"He then returned to his gambling table where he picked up a black bag under the table before he loaded cash chips into the bag and left the entertainment venue."
She said HK$47.89 million worth of cash chips was stolen in the incident.
Investigations showed Lei ran out of the casino and fled on a motorcycle.
The motorbike was later found abandoned in a parking space, where officers found a casino uniform but no trace of the dealer.
Officers worked round the clock and found out Lei was expected to meet a male relative, 70, surnamed Ho, at a park in Taipa on Thursday evening.
Yeung said the croupier and his relative were picked up in the park without any resistance at about 6pm that day. Both men are residents of Macau, and Ho works as a security guard.
"HK$40,000 and 4,000 Macau dollars were found on Lei and another HK$22,500 and chips worth HK$20,100 were found on Ho," she said.

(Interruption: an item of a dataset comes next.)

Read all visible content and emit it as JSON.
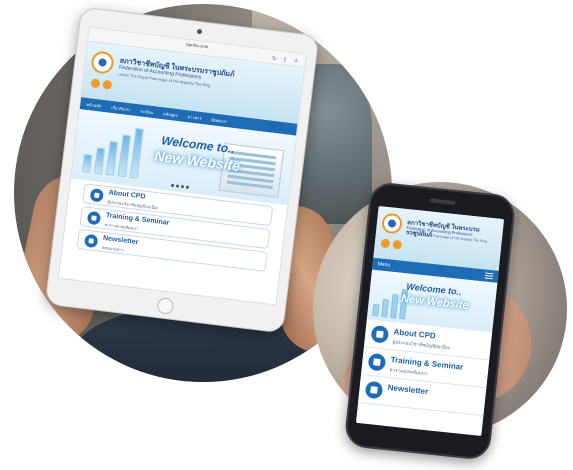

She said police were investigating whether the chips were part of Lei's loot.
Police said Lei worked as a security guard when he joined the casino in 2009 and became a croupier in 2011.
The spokeswoman said the croupier developed a gambling habit when he was young and investigations showed he was now heavily in debt.
It was understood most of the stolen chips are in high denominations.
Police in Macau said they were investigating whether others were involved in the crime.
Wynn Macau has not responded to the Post's request for comment.